Much of the world’s wool ends up in car, airplane, home, and office interiors as carpeting and upholstery, and that sector of the wool market has remained more or less stable over the past fifteen years. The apparel market, however, has been subject to competition from mass produced synthetic fibers both in the U.S. and abroad.
It might seem like people are just now realizing that wool is a performance fiber, but in reality, that’s not new information: Wool has long been known as naturally elastic, water-repellent, stain-resistant, and odor-resistant and has remarkable color fastness and insulation properties. For decades, wool was popular for suits and overcoats for those very reasons, but its share of the apparel market remained limited to outerwear thanks to one missing ingredient: comfort.
“When I was a child, wool was always really itchy,” said Dave Petri, VP of marketing at Farm to Feet. “That’s not the case with today’s wool, but we’re still living with that old stigma.”
Not your grampa’s wool
Just in the last decade or so, finer diameter wools, fiber treatments that prevent shrinkage, and new knitting technologies have brought wool next-to-skin but have yet to bring it top-of-mind for most consumers. That’s especially true during the warmer months when wool sales tend to drop off, despite the fabric’s ability to wick moisture and stifle odor.
“The paradigm is slowly shifting, but it hasn’t quite reached a tipping point.

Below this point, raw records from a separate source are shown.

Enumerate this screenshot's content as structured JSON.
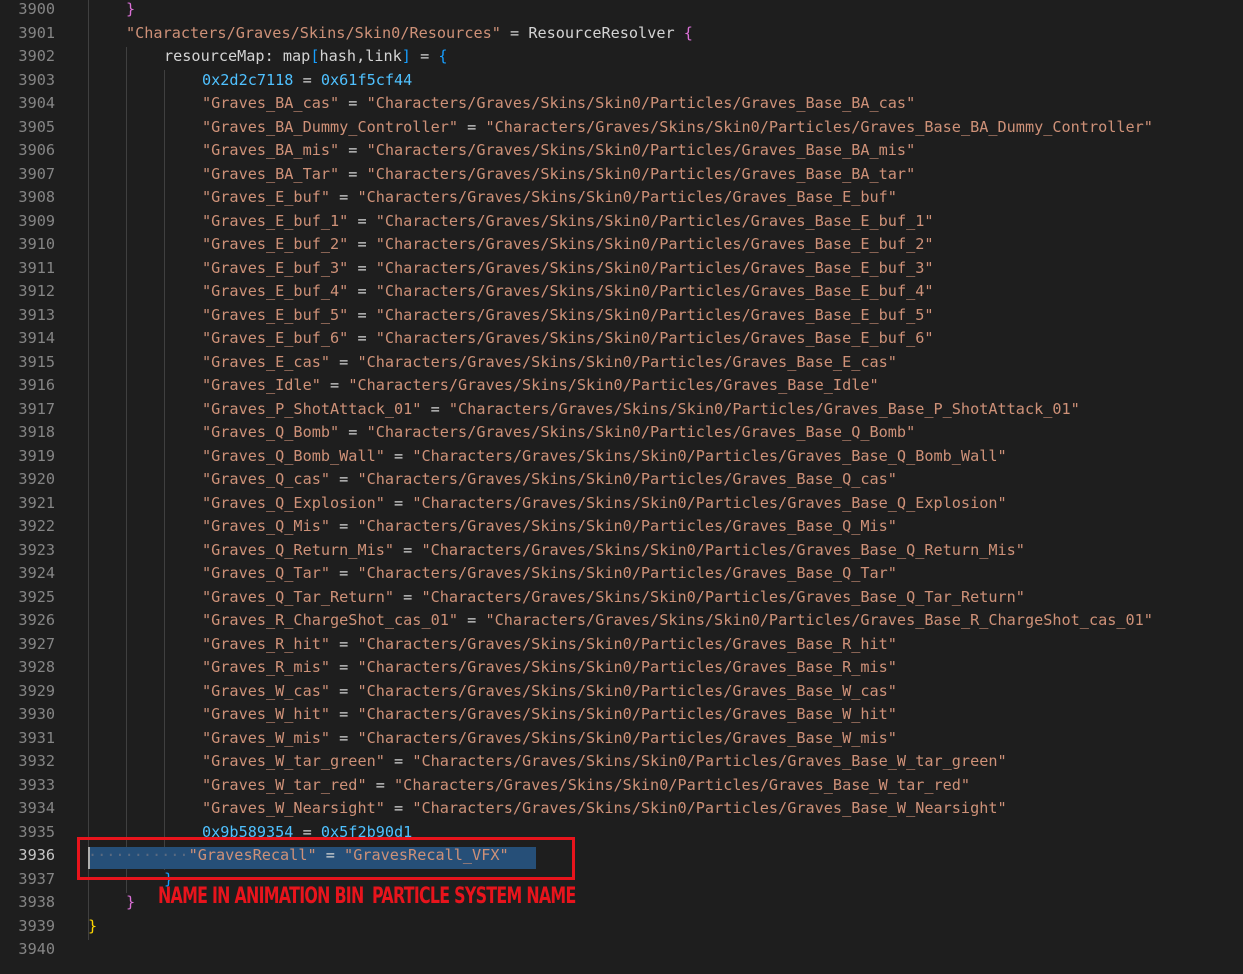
{
  "editor": {
    "first_line_number": 3900,
    "active_line_number": 3936,
    "lines": [
      {
        "num": "3900",
        "indent": 1,
        "tokens": [
          {
            "t": "}",
            "c": "b2"
          }
        ]
      },
      {
        "num": "3901",
        "indent": 1,
        "tokens": [
          {
            "t": "\"Characters/Graves/Skins/Skin0/Resources\"",
            "c": "str"
          },
          {
            "t": " = ",
            "c": "op"
          },
          {
            "t": "ResourceResolver",
            "c": "plain"
          },
          {
            "t": " ",
            "c": "op"
          },
          {
            "t": "{",
            "c": "b2"
          }
        ]
      },
      {
        "num": "3902",
        "indent": 2,
        "tokens": [
          {
            "t": "resourceMap",
            "c": "plain"
          },
          {
            "t": ": ",
            "c": "op"
          },
          {
            "t": "map",
            "c": "plain"
          },
          {
            "t": "[",
            "c": "b3"
          },
          {
            "t": "hash",
            "c": "plain"
          },
          {
            "t": ",",
            "c": "op"
          },
          {
            "t": "link",
            "c": "plain"
          },
          {
            "t": "]",
            "c": "b3"
          },
          {
            "t": " = ",
            "c": "op"
          },
          {
            "t": "{",
            "c": "b3"
          }
        ]
      },
      {
        "num": "3903",
        "indent": 3,
        "tokens": [
          {
            "t": "0x2d2c7118",
            "c": "hex"
          },
          {
            "t": " = ",
            "c": "op"
          },
          {
            "t": "0x61f5cf44",
            "c": "hex"
          }
        ]
      },
      {
        "num": "3904",
        "indent": 3,
        "tokens": [
          {
            "t": "\"Graves_BA_cas\"",
            "c": "str"
          },
          {
            "t": " = ",
            "c": "op"
          },
          {
            "t": "\"Characters/Graves/Skins/Skin0/Particles/Graves_Base_BA_cas\"",
            "c": "str"
          }
        ]
      },
      {
        "num": "3905",
        "indent": 3,
        "tokens": [
          {
            "t": "\"Graves_BA_Dummy_Controller\"",
            "c": "str"
          },
          {
            "t": " = ",
            "c": "op"
          },
          {
            "t": "\"Characters/Graves/Skins/Skin0/Particles/Graves_Base_BA_Dummy_Controller\"",
            "c": "str"
          }
        ]
      },
      {
        "num": "3906",
        "indent": 3,
        "tokens": [
          {
            "t": "\"Graves_BA_mis\"",
            "c": "str"
          },
          {
            "t": " = ",
            "c": "op"
          },
          {
            "t": "\"Characters/Graves/Skins/Skin0/Particles/Graves_Base_BA_mis\"",
            "c": "str"
          }
        ]
      },
      {
        "num": "3907",
        "indent": 3,
        "tokens": [
          {
            "t": "\"Graves_BA_Tar\"",
            "c": "str"
          },
          {
            "t": " = ",
            "c": "op"
          },
          {
            "t": "\"Characters/Graves/Skins/Skin0/Particles/Graves_Base_BA_tar\"",
            "c": "str"
          }
        ]
      },
      {
        "num": "3908",
        "indent": 3,
        "tokens": [
          {
            "t": "\"Graves_E_buf\"",
            "c": "str"
          },
          {
            "t": " = ",
            "c": "op"
          },
          {
            "t": "\"Characters/Graves/Skins/Skin0/Particles/Graves_Base_E_buf\"",
            "c": "str"
          }
        ]
      },
      {
        "num": "3909",
        "indent": 3,
        "tokens": [
          {
            "t": "\"Graves_E_buf_1\"",
            "c": "str"
          },
          {
            "t": " = ",
            "c": "op"
          },
          {
            "t": "\"Characters/Graves/Skins/Skin0/Particles/Graves_Base_E_buf_1\"",
            "c": "str"
          }
        ]
      },
      {
        "num": "3910",
        "indent": 3,
        "tokens": [
          {
            "t": "\"Graves_E_buf_2\"",
            "c": "str"
          },
          {
            "t": " = ",
            "c": "op"
          },
          {
            "t": "\"Characters/Graves/Skins/Skin0/Particles/Graves_Base_E_buf_2\"",
            "c": "str"
          }
        ]
      },
      {
        "num": "3911",
        "indent": 3,
        "tokens": [
          {
            "t": "\"Graves_E_buf_3\"",
            "c": "str"
          },
          {
            "t": " = ",
            "c": "op"
          },
          {
            "t": "\"Characters/Graves/Skins/Skin0/Particles/Graves_Base_E_buf_3\"",
            "c": "str"
          }
        ]
      },
      {
        "num": "3912",
        "indent": 3,
        "tokens": [
          {
            "t": "\"Graves_E_buf_4\"",
            "c": "str"
          },
          {
            "t": " = ",
            "c": "op"
          },
          {
            "t": "\"Characters/Graves/Skins/Skin0/Particles/Graves_Base_E_buf_4\"",
            "c": "str"
          }
        ]
      },
      {
        "num": "3913",
        "indent": 3,
        "tokens": [
          {
            "t": "\"Graves_E_buf_5\"",
            "c": "str"
          },
          {
            "t": " = ",
            "c": "op"
          },
          {
            "t": "\"Characters/Graves/Skins/Skin0/Particles/Graves_Base_E_buf_5\"",
            "c": "str"
          }
        ]
      },
      {
        "num": "3914",
        "indent": 3,
        "tokens": [
          {
            "t": "\"Graves_E_buf_6\"",
            "c": "str"
          },
          {
            "t": " = ",
            "c": "op"
          },
          {
            "t": "\"Characters/Graves/Skins/Skin0/Particles/Graves_Base_E_buf_6\"",
            "c": "str"
          }
        ]
      },
      {
        "num": "3915",
        "indent": 3,
        "tokens": [
          {
            "t": "\"Graves_E_cas\"",
            "c": "str"
          },
          {
            "t": " = ",
            "c": "op"
          },
          {
            "t": "\"Characters/Graves/Skins/Skin0/Particles/Graves_Base_E_cas\"",
            "c": "str"
          }
        ]
      },
      {
        "num": "3916",
        "indent": 3,
        "tokens": [
          {
            "t": "\"Graves_Idle\"",
            "c": "str"
          },
          {
            "t": " = ",
            "c": "op"
          },
          {
            "t": "\"Characters/Graves/Skins/Skin0/Particles/Graves_Base_Idle\"",
            "c": "str"
          }
        ]
      },
      {
        "num": "3917",
        "indent": 3,
        "tokens": [
          {
            "t": "\"Graves_P_ShotAttack_01\"",
            "c": "str"
          },
          {
            "t": " = ",
            "c": "op"
          },
          {
            "t": "\"Characters/Graves/Skins/Skin0/Particles/Graves_Base_P_ShotAttack_01\"",
            "c": "str"
          }
        ]
      },
      {
        "num": "3918",
        "indent": 3,
        "tokens": [
          {
            "t": "\"Graves_Q_Bomb\"",
            "c": "str"
          },
          {
            "t": " = ",
            "c": "op"
          },
          {
            "t": "\"Characters/Graves/Skins/Skin0/Particles/Graves_Base_Q_Bomb\"",
            "c": "str"
          }
        ]
      },
      {
        "num": "3919",
        "indent": 3,
        "tokens": [
          {
            "t": "\"Graves_Q_Bomb_Wall\"",
            "c": "str"
          },
          {
            "t": " = ",
            "c": "op"
          },
          {
            "t": "\"Characters/Graves/Skins/Skin0/Particles/Graves_Base_Q_Bomb_Wall\"",
            "c": "str"
          }
        ]
      },
      {
        "num": "3920",
        "indent": 3,
        "tokens": [
          {
            "t": "\"Graves_Q_cas\"",
            "c": "str"
          },
          {
            "t": " = ",
            "c": "op"
          },
          {
            "t": "\"Characters/Graves/Skins/Skin0/Particles/Graves_Base_Q_cas\"",
            "c": "str"
          }
        ]
      },
      {
        "num": "3921",
        "indent": 3,
        "tokens": [
          {
            "t": "\"Graves_Q_Explosion\"",
            "c": "str"
          },
          {
            "t": " = ",
            "c": "op"
          },
          {
            "t": "\"Characters/Graves/Skins/Skin0/Particles/Graves_Base_Q_Explosion\"",
            "c": "str"
          }
        ]
      },
      {
        "num": "3922",
        "indent": 3,
        "tokens": [
          {
            "t": "\"Graves_Q_Mis\"",
            "c": "str"
          },
          {
            "t": " = ",
            "c": "op"
          },
          {
            "t": "\"Characters/Graves/Skins/Skin0/Particles/Graves_Base_Q_Mis\"",
            "c": "str"
          }
        ]
      },
      {
        "num": "3923",
        "indent": 3,
        "tokens": [
          {
            "t": "\"Graves_Q_Return_Mis\"",
            "c": "str"
          },
          {
            "t": " = ",
            "c": "op"
          },
          {
            "t": "\"Characters/Graves/Skins/Skin0/Particles/Graves_Base_Q_Return_Mis\"",
            "c": "str"
          }
        ]
      },
      {
        "num": "3924",
        "indent": 3,
        "tokens": [
          {
            "t": "\"Graves_Q_Tar\"",
            "c": "str"
          },
          {
            "t": " = ",
            "c": "op"
          },
          {
            "t": "\"Characters/Graves/Skins/Skin0/Particles/Graves_Base_Q_Tar\"",
            "c": "str"
          }
        ]
      },
      {
        "num": "3925",
        "indent": 3,
        "tokens": [
          {
            "t": "\"Graves_Q_Tar_Return\"",
            "c": "str"
          },
          {
            "t": " = ",
            "c": "op"
          },
          {
            "t": "\"Characters/Graves/Skins/Skin0/Particles/Graves_Base_Q_Tar_Return\"",
            "c": "str"
          }
        ]
      },
      {
        "num": "3926",
        "indent": 3,
        "tokens": [
          {
            "t": "\"Graves_R_ChargeShot_cas_01\"",
            "c": "str"
          },
          {
            "t": " = ",
            "c": "op"
          },
          {
            "t": "\"Characters/Graves/Skins/Skin0/Particles/Graves_Base_R_ChargeShot_cas_01\"",
            "c": "str"
          }
        ]
      },
      {
        "num": "3927",
        "indent": 3,
        "tokens": [
          {
            "t": "\"Graves_R_hit\"",
            "c": "str"
          },
          {
            "t": " = ",
            "c": "op"
          },
          {
            "t": "\"Characters/Graves/Skins/Skin0/Particles/Graves_Base_R_hit\"",
            "c": "str"
          }
        ]
      },
      {
        "num": "3928",
        "indent": 3,
        "tokens": [
          {
            "t": "\"Graves_R_mis\"",
            "c": "str"
          },
          {
            "t": " = ",
            "c": "op"
          },
          {
            "t": "\"Characters/Graves/Skins/Skin0/Particles/Graves_Base_R_mis\"",
            "c": "str"
          }
        ]
      },
      {
        "num": "3929",
        "indent": 3,
        "tokens": [
          {
            "t": "\"Graves_W_cas\"",
            "c": "str"
          },
          {
            "t": " = ",
            "c": "op"
          },
          {
            "t": "\"Characters/Graves/Skins/Skin0/Particles/Graves_Base_W_cas\"",
            "c": "str"
          }
        ]
      },
      {
        "num": "3930",
        "indent": 3,
        "tokens": [
          {
            "t": "\"Graves_W_hit\"",
            "c": "str"
          },
          {
            "t": " = ",
            "c": "op"
          },
          {
            "t": "\"Characters/Graves/Skins/Skin0/Particles/Graves_Base_W_hit\"",
            "c": "str"
          }
        ]
      },
      {
        "num": "3931",
        "indent": 3,
        "tokens": [
          {
            "t": "\"Graves_W_mis\"",
            "c": "str"
          },
          {
            "t": " = ",
            "c": "op"
          },
          {
            "t": "\"Characters/Graves/Skins/Skin0/Particles/Graves_Base_W_mis\"",
            "c": "str"
          }
        ]
      },
      {
        "num": "3932",
        "indent": 3,
        "tokens": [
          {
            "t": "\"Graves_W_tar_green\"",
            "c": "str"
          },
          {
            "t": " = ",
            "c": "op"
          },
          {
            "t": "\"Characters/Graves/Skins/Skin0/Particles/Graves_Base_W_tar_green\"",
            "c": "str"
          }
        ]
      },
      {
        "num": "3933",
        "indent": 3,
        "tokens": [
          {
            "t": "\"Graves_W_tar_red\"",
            "c": "str"
          },
          {
            "t": " = ",
            "c": "op"
          },
          {
            "t": "\"Characters/Graves/Skins/Skin0/Particles/Graves_Base_W_tar_red\"",
            "c": "str"
          }
        ]
      },
      {
        "num": "3934",
        "indent": 3,
        "tokens": [
          {
            "t": "\"Graves_W_Nearsight\"",
            "c": "str"
          },
          {
            "t": " = ",
            "c": "op"
          },
          {
            "t": "\"Characters/Graves/Skins/Skin0/Particles/Graves_Base_W_Nearsight\"",
            "c": "str"
          }
        ]
      },
      {
        "num": "3935",
        "indent": 3,
        "tokens": [
          {
            "t": "0x9b589354",
            "c": "hex"
          },
          {
            "t": " = ",
            "c": "op"
          },
          {
            "t": "0x5f2b90d1",
            "c": "hex"
          }
        ]
      },
      {
        "num": "3936",
        "indent": 0,
        "ws_dots": "···········",
        "tokens": [
          {
            "t": "\"GravesRecall\"",
            "c": "str"
          },
          {
            "t": " = ",
            "c": "op"
          },
          {
            "t": "\"GravesRecall_VFX\"",
            "c": "str"
          }
        ]
      },
      {
        "num": "3937",
        "indent": 2,
        "tokens": [
          {
            "t": "}",
            "c": "b3"
          }
        ]
      },
      {
        "num": "3938",
        "indent": 1,
        "tokens": [
          {
            "t": "}",
            "c": "b2"
          }
        ]
      },
      {
        "num": "3939",
        "indent": 0,
        "tokens": [
          {
            "t": "}",
            "c": "b1"
          }
        ]
      },
      {
        "num": "3940",
        "indent": 0,
        "tokens": []
      }
    ]
  },
  "annotations": {
    "label_left": "NAME IN ANIMATION BIN",
    "label_right": "PARTICLE SYSTEM NAME",
    "color": "#e8141c"
  },
  "colors": {
    "background": "#1e1e1e",
    "string": "#ce9178",
    "hex": "#4fc1ff",
    "selection": "#264f78"
  }
}
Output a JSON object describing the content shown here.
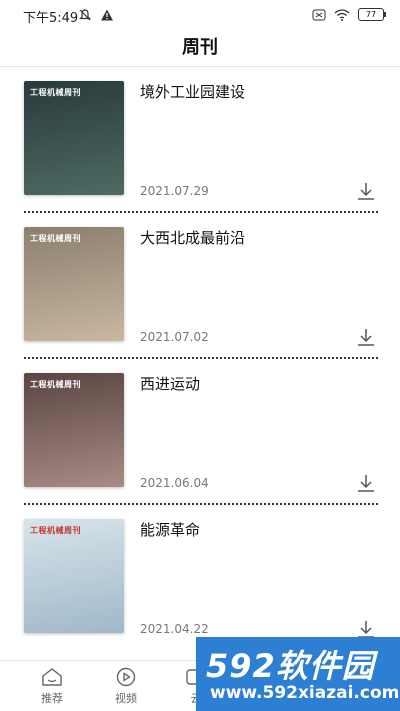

Our goal is getting people to realize that wool is a year-round performance fiber,” said Petri.
Thanks to both better technology and marketing and consumer education efforts from industry leaders like Farm to Feet and SmartWool, wool is undergoing a resurgence within the outdoor market, said Rita Samuelson, wool marketing director of the American Wool Council. People who abandoned wool for synthetics are starting to take notice of the innovations that have made wool competitive, and in many cases, superior to man-made fabrics.
Wool is also becoming more prominent in high fashion apparel, which tends to trickle down into everyday wear, according to Jody Carlson, U.S. sales director for SmartWool. While the outdoor industry was an early adopter of merino, Carlson said SmartWool is seeing plenty of growth from consumers outside the core adventure crowd.
“That might be someone who works on Wall Street and spends eight hours a day in his dress shoe and doesn’t want slimy wet feet any more than someone who spends the whole day on a trail,” he said.
Whether you’re offering apparel for an alpine ridgeline or a Paris runway, brand story is vital to making sales, and environmental sustainability has become an important part of that. With wool, that’s a given.
“Wool is a natural fiber and it’s biodegradable,” said Samuelson. “There’s a consciousness in this day and age, especially the outdoor industry, about social and environmental impact.” Wool, she said, fits those criteria, and she expects demand will increase in the future as conscious shoppers become better educated about wool.
While synthetics will always have a place in outdoor apparel, the fabric of the industry is changing, and the future of wool is bright.